#### Prompt:
Print out the data precisely as it appears here, with no pictures.

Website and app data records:
☆ ☆ ☆ ☆ ☆ ☆ ☆

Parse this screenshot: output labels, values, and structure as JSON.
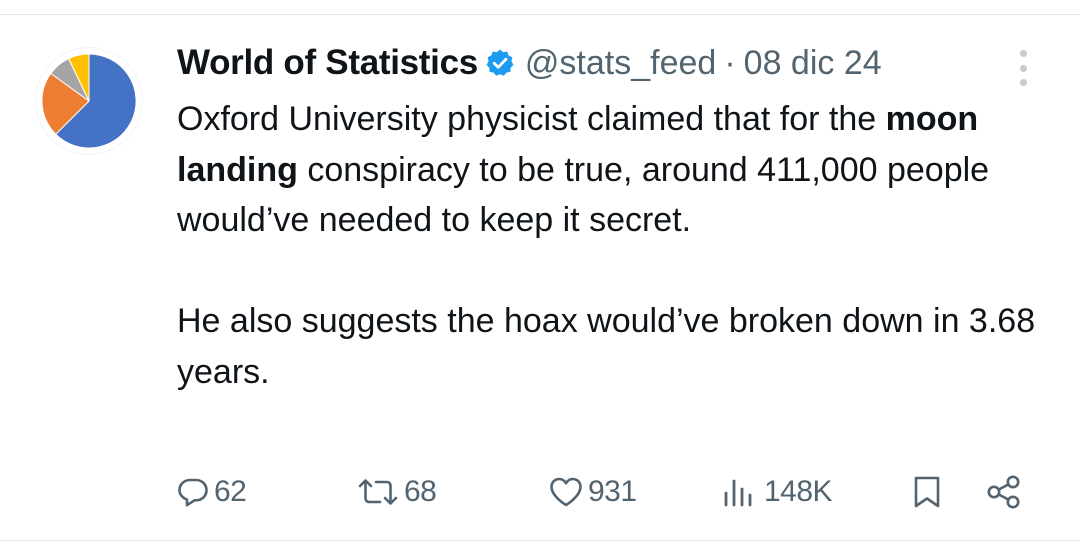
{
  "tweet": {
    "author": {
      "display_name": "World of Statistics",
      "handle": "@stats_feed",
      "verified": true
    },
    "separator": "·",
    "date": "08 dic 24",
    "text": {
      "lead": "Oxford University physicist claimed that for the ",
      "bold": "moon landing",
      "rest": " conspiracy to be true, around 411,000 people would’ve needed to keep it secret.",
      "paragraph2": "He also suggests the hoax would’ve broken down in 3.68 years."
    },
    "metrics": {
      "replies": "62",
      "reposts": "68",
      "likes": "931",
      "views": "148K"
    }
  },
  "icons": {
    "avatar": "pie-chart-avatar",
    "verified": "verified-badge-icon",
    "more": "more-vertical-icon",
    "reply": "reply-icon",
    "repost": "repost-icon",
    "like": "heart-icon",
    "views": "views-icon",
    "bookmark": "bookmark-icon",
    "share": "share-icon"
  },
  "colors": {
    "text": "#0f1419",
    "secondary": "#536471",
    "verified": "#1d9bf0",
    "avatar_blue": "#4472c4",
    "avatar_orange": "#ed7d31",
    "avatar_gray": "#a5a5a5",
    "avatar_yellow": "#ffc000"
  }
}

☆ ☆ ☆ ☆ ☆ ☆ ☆

#### Response to this exercise:
Parse this screenshot: output labels, values, and structure as JSON.
{
  "tweet": {
    "author": {
      "display_name": "World of Statistics",
      "handle": "@stats_feed",
      "verified": true
    },
    "separator": "·",
    "date": "08 dic 24",
    "text": {
      "lead": "Oxford University physicist claimed that for the ",
      "bold": "moon landing",
      "rest": " conspiracy to be true, around 411,000 people would’ve needed to keep it secret.",
      "paragraph2": "He also suggests the hoax would’ve broken down in 3.68 years."
    },
    "metrics": {
      "replies": "62",
      "reposts": "68",
      "likes": "931",
      "views": "148K"
    }
  },
  "icons": {
    "avatar": "pie-chart-avatar",
    "verified": "verified-badge-icon",
    "more": "more-vertical-icon",
    "reply": "reply-icon",
    "repost": "repost-icon",
    "like": "heart-icon",
    "views": "views-icon",
    "bookmark": "bookmark-icon",
    "share": "share-icon"
  },
  "colors": {
    "text": "#0f1419",
    "secondary": "#536471",
    "verified": "#1d9bf0",
    "avatar_blue": "#4472c4",
    "avatar_orange": "#ed7d31",
    "avatar_gray": "#a5a5a5",
    "avatar_yellow": "#ffc000"
  }
}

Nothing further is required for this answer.